Dataset rows describing interfaces:
►

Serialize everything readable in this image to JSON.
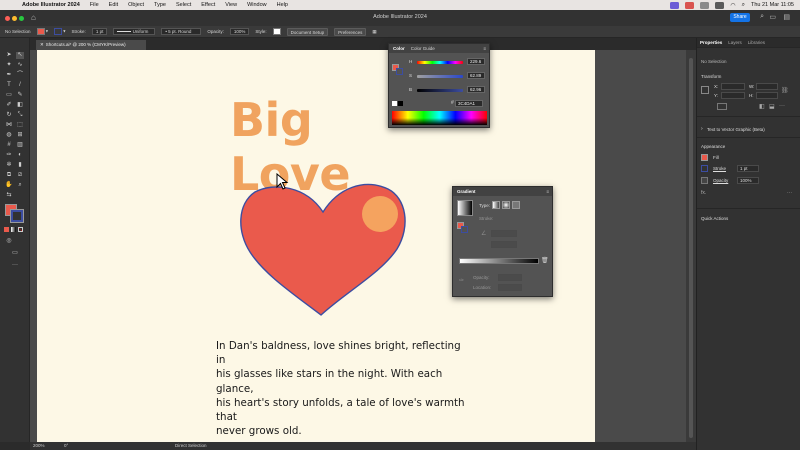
{
  "menubar": {
    "app": "Adobe Illustrator 2024",
    "items": [
      "File",
      "Edit",
      "Object",
      "Type",
      "Select",
      "Effect",
      "View",
      "Window",
      "Help"
    ],
    "clock": "Thu 21 Mar  11:05"
  },
  "window": {
    "title": "Adobe Illustrator 2024",
    "share": "Share"
  },
  "controlbar": {
    "selection": "No Selection",
    "stroke_label": "Stroke:",
    "stroke_value": "1 pt",
    "uniform": "Uniform",
    "brush": "5 pt. Round",
    "opacity_label": "Opacity:",
    "opacity_value": "100%",
    "style_label": "Style:",
    "document_setup": "Document Setup",
    "preferences": "Preferences"
  },
  "document": {
    "tab": "Shortcuts.ai* @ 200 % (CMYK/Preview)"
  },
  "artwork": {
    "title": "Big Love",
    "poem_lines": [
      "In Dan's baldness, love shines bright, reflecting in",
      "his glasses like stars in the night. With each glance,",
      "his heart's story unfolds, a tale of love's warmth that",
      "never grows old."
    ]
  },
  "status": {
    "zoom": "200%",
    "rotation": "0°",
    "tool": "Direct Selection"
  },
  "color_panel": {
    "tabs": [
      "Color",
      "Color Guide"
    ],
    "h_label": "H",
    "h_value": "229.6",
    "s_label": "S",
    "s_value": "62.89",
    "b_label": "B",
    "b_value": "62.96",
    "hex": "3C4DA1"
  },
  "gradient_panel": {
    "title": "Gradient",
    "type_label": "Type:",
    "stroke_label": "Stroke:",
    "opacity_label": "Opacity:",
    "location_label": "Location:"
  },
  "right_panel": {
    "tabs": [
      "Properties",
      "Layers",
      "Libraries"
    ],
    "no_selection": "No Selection",
    "transform": "Transform",
    "x": "X:",
    "y": "Y:",
    "w": "W:",
    "h": "H:",
    "text_to_vector": "Text to Vector Graphic (Beta)",
    "appearance": "Appearance",
    "fill": "Fill",
    "stroke": "Stroke",
    "stroke_value": "1 pt",
    "opacity": "Opacity",
    "opacity_value": "100%",
    "quick_actions": "Quick Actions"
  },
  "colors": {
    "heart_fill": "#ea5a4c",
    "heart_stroke": "#3c4da1",
    "circle_fill": "#f5a35f",
    "title_color": "#f0a35f",
    "artboard": "#fdf8e6",
    "accent": "#1473e6"
  }
}
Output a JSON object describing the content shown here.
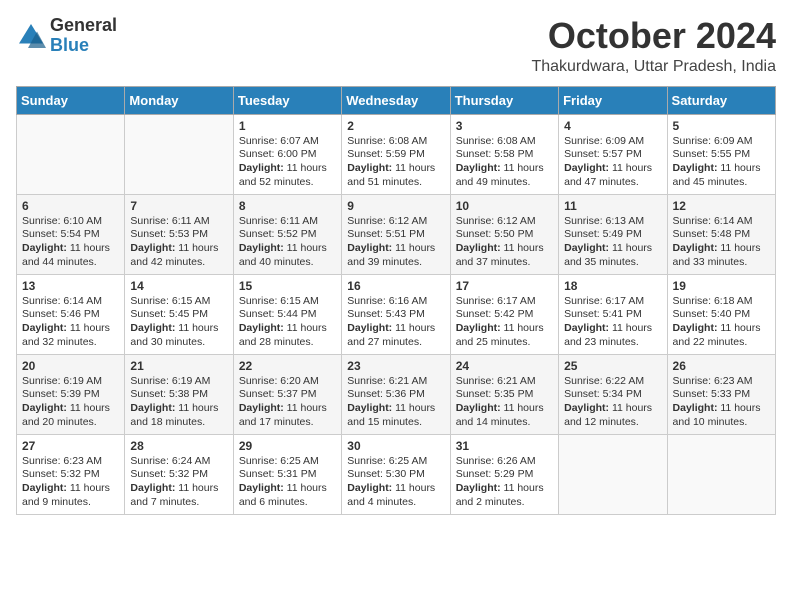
{
  "header": {
    "logo_general": "General",
    "logo_blue": "Blue",
    "month_year": "October 2024",
    "location": "Thakurdwara, Uttar Pradesh, India"
  },
  "weekdays": [
    "Sunday",
    "Monday",
    "Tuesday",
    "Wednesday",
    "Thursday",
    "Friday",
    "Saturday"
  ],
  "weeks": [
    {
      "days": [
        {
          "date": "",
          "content": ""
        },
        {
          "date": "",
          "content": ""
        },
        {
          "date": "1",
          "content": "Sunrise: 6:07 AM\nSunset: 6:00 PM\nDaylight: 11 hours and 52 minutes."
        },
        {
          "date": "2",
          "content": "Sunrise: 6:08 AM\nSunset: 5:59 PM\nDaylight: 11 hours and 51 minutes."
        },
        {
          "date": "3",
          "content": "Sunrise: 6:08 AM\nSunset: 5:58 PM\nDaylight: 11 hours and 49 minutes."
        },
        {
          "date": "4",
          "content": "Sunrise: 6:09 AM\nSunset: 5:57 PM\nDaylight: 11 hours and 47 minutes."
        },
        {
          "date": "5",
          "content": "Sunrise: 6:09 AM\nSunset: 5:55 PM\nDaylight: 11 hours and 45 minutes."
        }
      ]
    },
    {
      "days": [
        {
          "date": "6",
          "content": "Sunrise: 6:10 AM\nSunset: 5:54 PM\nDaylight: 11 hours and 44 minutes."
        },
        {
          "date": "7",
          "content": "Sunrise: 6:11 AM\nSunset: 5:53 PM\nDaylight: 11 hours and 42 minutes."
        },
        {
          "date": "8",
          "content": "Sunrise: 6:11 AM\nSunset: 5:52 PM\nDaylight: 11 hours and 40 minutes."
        },
        {
          "date": "9",
          "content": "Sunrise: 6:12 AM\nSunset: 5:51 PM\nDaylight: 11 hours and 39 minutes."
        },
        {
          "date": "10",
          "content": "Sunrise: 6:12 AM\nSunset: 5:50 PM\nDaylight: 11 hours and 37 minutes."
        },
        {
          "date": "11",
          "content": "Sunrise: 6:13 AM\nSunset: 5:49 PM\nDaylight: 11 hours and 35 minutes."
        },
        {
          "date": "12",
          "content": "Sunrise: 6:14 AM\nSunset: 5:48 PM\nDaylight: 11 hours and 33 minutes."
        }
      ]
    },
    {
      "days": [
        {
          "date": "13",
          "content": "Sunrise: 6:14 AM\nSunset: 5:46 PM\nDaylight: 11 hours and 32 minutes."
        },
        {
          "date": "14",
          "content": "Sunrise: 6:15 AM\nSunset: 5:45 PM\nDaylight: 11 hours and 30 minutes."
        },
        {
          "date": "15",
          "content": "Sunrise: 6:15 AM\nSunset: 5:44 PM\nDaylight: 11 hours and 28 minutes."
        },
        {
          "date": "16",
          "content": "Sunrise: 6:16 AM\nSunset: 5:43 PM\nDaylight: 11 hours and 27 minutes."
        },
        {
          "date": "17",
          "content": "Sunrise: 6:17 AM\nSunset: 5:42 PM\nDaylight: 11 hours and 25 minutes."
        },
        {
          "date": "18",
          "content": "Sunrise: 6:17 AM\nSunset: 5:41 PM\nDaylight: 11 hours and 23 minutes."
        },
        {
          "date": "19",
          "content": "Sunrise: 6:18 AM\nSunset: 5:40 PM\nDaylight: 11 hours and 22 minutes."
        }
      ]
    },
    {
      "days": [
        {
          "date": "20",
          "content": "Sunrise: 6:19 AM\nSunset: 5:39 PM\nDaylight: 11 hours and 20 minutes."
        },
        {
          "date": "21",
          "content": "Sunrise: 6:19 AM\nSunset: 5:38 PM\nDaylight: 11 hours and 18 minutes."
        },
        {
          "date": "22",
          "content": "Sunrise: 6:20 AM\nSunset: 5:37 PM\nDaylight: 11 hours and 17 minutes."
        },
        {
          "date": "23",
          "content": "Sunrise: 6:21 AM\nSunset: 5:36 PM\nDaylight: 11 hours and 15 minutes."
        },
        {
          "date": "24",
          "content": "Sunrise: 6:21 AM\nSunset: 5:35 PM\nDaylight: 11 hours and 14 minutes."
        },
        {
          "date": "25",
          "content": "Sunrise: 6:22 AM\nSunset: 5:34 PM\nDaylight: 11 hours and 12 minutes."
        },
        {
          "date": "26",
          "content": "Sunrise: 6:23 AM\nSunset: 5:33 PM\nDaylight: 11 hours and 10 minutes."
        }
      ]
    },
    {
      "days": [
        {
          "date": "27",
          "content": "Sunrise: 6:23 AM\nSunset: 5:32 PM\nDaylight: 11 hours and 9 minutes."
        },
        {
          "date": "28",
          "content": "Sunrise: 6:24 AM\nSunset: 5:32 PM\nDaylight: 11 hours and 7 minutes."
        },
        {
          "date": "29",
          "content": "Sunrise: 6:25 AM\nSunset: 5:31 PM\nDaylight: 11 hours and 6 minutes."
        },
        {
          "date": "30",
          "content": "Sunrise: 6:25 AM\nSunset: 5:30 PM\nDaylight: 11 hours and 4 minutes."
        },
        {
          "date": "31",
          "content": "Sunrise: 6:26 AM\nSunset: 5:29 PM\nDaylight: 11 hours and 2 minutes."
        },
        {
          "date": "",
          "content": ""
        },
        {
          "date": "",
          "content": ""
        }
      ]
    }
  ]
}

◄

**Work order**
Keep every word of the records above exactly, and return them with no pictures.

**Solution to the exercise**
Serialize everything readable in this image to JSON.
{
  "menubar": {
    "app": "Adobe Illustrator 2024",
    "items": [
      "File",
      "Edit",
      "Object",
      "Type",
      "Select",
      "Effect",
      "View",
      "Window",
      "Help"
    ],
    "clock": "Thu 21 Mar  11:05"
  },
  "window": {
    "title": "Adobe Illustrator 2024",
    "share": "Share"
  },
  "controlbar": {
    "selection": "No Selection",
    "stroke_label": "Stroke:",
    "stroke_value": "1 pt",
    "uniform": "Uniform",
    "brush": "5 pt. Round",
    "opacity_label": "Opacity:",
    "opacity_value": "100%",
    "style_label": "Style:",
    "document_setup": "Document Setup",
    "preferences": "Preferences"
  },
  "document": {
    "tab": "Shortcuts.ai* @ 200 % (CMYK/Preview)"
  },
  "artwork": {
    "title": "Big Love",
    "poem_lines": [
      "In Dan's baldness, love shines bright, reflecting in",
      "his glasses like stars in the night. With each glance,",
      "his heart's story unfolds, a tale of love's warmth that",
      "never grows old."
    ]
  },
  "status": {
    "zoom": "200%",
    "rotation": "0°",
    "tool": "Direct Selection"
  },
  "color_panel": {
    "tabs": [
      "Color",
      "Color Guide"
    ],
    "h_label": "H",
    "h_value": "229.6",
    "s_label": "S",
    "s_value": "62.89",
    "b_label": "B",
    "b_value": "62.96",
    "hex": "3C4DA1"
  },
  "gradient_panel": {
    "title": "Gradient",
    "type_label": "Type:",
    "stroke_label": "Stroke:",
    "opacity_label": "Opacity:",
    "location_label": "Location:"
  },
  "right_panel": {
    "tabs": [
      "Properties",
      "Layers",
      "Libraries"
    ],
    "no_selection": "No Selection",
    "transform": "Transform",
    "x": "X:",
    "y": "Y:",
    "w": "W:",
    "h": "H:",
    "text_to_vector": "Text to Vector Graphic (Beta)",
    "appearance": "Appearance",
    "fill": "Fill",
    "stroke": "Stroke",
    "stroke_value": "1 pt",
    "opacity": "Opacity",
    "opacity_value": "100%",
    "quick_actions": "Quick Actions"
  },
  "colors": {
    "heart_fill": "#ea5a4c",
    "heart_stroke": "#3c4da1",
    "circle_fill": "#f5a35f",
    "title_color": "#f0a35f",
    "artboard": "#fdf8e6",
    "accent": "#1473e6"
  }
}
Output a JSON object describing the content shown here.
{
  "header": {
    "logo_general": "General",
    "logo_blue": "Blue",
    "month_year": "October 2024",
    "location": "Thakurdwara, Uttar Pradesh, India"
  },
  "weekdays": [
    "Sunday",
    "Monday",
    "Tuesday",
    "Wednesday",
    "Thursday",
    "Friday",
    "Saturday"
  ],
  "weeks": [
    {
      "days": [
        {
          "date": "",
          "content": ""
        },
        {
          "date": "",
          "content": ""
        },
        {
          "date": "1",
          "content": "Sunrise: 6:07 AM\nSunset: 6:00 PM\nDaylight: 11 hours and 52 minutes."
        },
        {
          "date": "2",
          "content": "Sunrise: 6:08 AM\nSunset: 5:59 PM\nDaylight: 11 hours and 51 minutes."
        },
        {
          "date": "3",
          "content": "Sunrise: 6:08 AM\nSunset: 5:58 PM\nDaylight: 11 hours and 49 minutes."
        },
        {
          "date": "4",
          "content": "Sunrise: 6:09 AM\nSunset: 5:57 PM\nDaylight: 11 hours and 47 minutes."
        },
        {
          "date": "5",
          "content": "Sunrise: 6:09 AM\nSunset: 5:55 PM\nDaylight: 11 hours and 45 minutes."
        }
      ]
    },
    {
      "days": [
        {
          "date": "6",
          "content": "Sunrise: 6:10 AM\nSunset: 5:54 PM\nDaylight: 11 hours and 44 minutes."
        },
        {
          "date": "7",
          "content": "Sunrise: 6:11 AM\nSunset: 5:53 PM\nDaylight: 11 hours and 42 minutes."
        },
        {
          "date": "8",
          "content": "Sunrise: 6:11 AM\nSunset: 5:52 PM\nDaylight: 11 hours and 40 minutes."
        },
        {
          "date": "9",
          "content": "Sunrise: 6:12 AM\nSunset: 5:51 PM\nDaylight: 11 hours and 39 minutes."
        },
        {
          "date": "10",
          "content": "Sunrise: 6:12 AM\nSunset: 5:50 PM\nDaylight: 11 hours and 37 minutes."
        },
        {
          "date": "11",
          "content": "Sunrise: 6:13 AM\nSunset: 5:49 PM\nDaylight: 11 hours and 35 minutes."
        },
        {
          "date": "12",
          "content": "Sunrise: 6:14 AM\nSunset: 5:48 PM\nDaylight: 11 hours and 33 minutes."
        }
      ]
    },
    {
      "days": [
        {
          "date": "13",
          "content": "Sunrise: 6:14 AM\nSunset: 5:46 PM\nDaylight: 11 hours and 32 minutes."
        },
        {
          "date": "14",
          "content": "Sunrise: 6:15 AM\nSunset: 5:45 PM\nDaylight: 11 hours and 30 minutes."
        },
        {
          "date": "15",
          "content": "Sunrise: 6:15 AM\nSunset: 5:44 PM\nDaylight: 11 hours and 28 minutes."
        },
        {
          "date": "16",
          "content": "Sunrise: 6:16 AM\nSunset: 5:43 PM\nDaylight: 11 hours and 27 minutes."
        },
        {
          "date": "17",
          "content": "Sunrise: 6:17 AM\nSunset: 5:42 PM\nDaylight: 11 hours and 25 minutes."
        },
        {
          "date": "18",
          "content": "Sunrise: 6:17 AM\nSunset: 5:41 PM\nDaylight: 11 hours and 23 minutes."
        },
        {
          "date": "19",
          "content": "Sunrise: 6:18 AM\nSunset: 5:40 PM\nDaylight: 11 hours and 22 minutes."
        }
      ]
    },
    {
      "days": [
        {
          "date": "20",
          "content": "Sunrise: 6:19 AM\nSunset: 5:39 PM\nDaylight: 11 hours and 20 minutes."
        },
        {
          "date": "21",
          "content": "Sunrise: 6:19 AM\nSunset: 5:38 PM\nDaylight: 11 hours and 18 minutes."
        },
        {
          "date": "22",
          "content": "Sunrise: 6:20 AM\nSunset: 5:37 PM\nDaylight: 11 hours and 17 minutes."
        },
        {
          "date": "23",
          "content": "Sunrise: 6:21 AM\nSunset: 5:36 PM\nDaylight: 11 hours and 15 minutes."
        },
        {
          "date": "24",
          "content": "Sunrise: 6:21 AM\nSunset: 5:35 PM\nDaylight: 11 hours and 14 minutes."
        },
        {
          "date": "25",
          "content": "Sunrise: 6:22 AM\nSunset: 5:34 PM\nDaylight: 11 hours and 12 minutes."
        },
        {
          "date": "26",
          "content": "Sunrise: 6:23 AM\nSunset: 5:33 PM\nDaylight: 11 hours and 10 minutes."
        }
      ]
    },
    {
      "days": [
        {
          "date": "27",
          "content": "Sunrise: 6:23 AM\nSunset: 5:32 PM\nDaylight: 11 hours and 9 minutes."
        },
        {
          "date": "28",
          "content": "Sunrise: 6:24 AM\nSunset: 5:32 PM\nDaylight: 11 hours and 7 minutes."
        },
        {
          "date": "29",
          "content": "Sunrise: 6:25 AM\nSunset: 5:31 PM\nDaylight: 11 hours and 6 minutes."
        },
        {
          "date": "30",
          "content": "Sunrise: 6:25 AM\nSunset: 5:30 PM\nDaylight: 11 hours and 4 minutes."
        },
        {
          "date": "31",
          "content": "Sunrise: 6:26 AM\nSunset: 5:29 PM\nDaylight: 11 hours and 2 minutes."
        },
        {
          "date": "",
          "content": ""
        },
        {
          "date": "",
          "content": ""
        }
      ]
    }
  ]
}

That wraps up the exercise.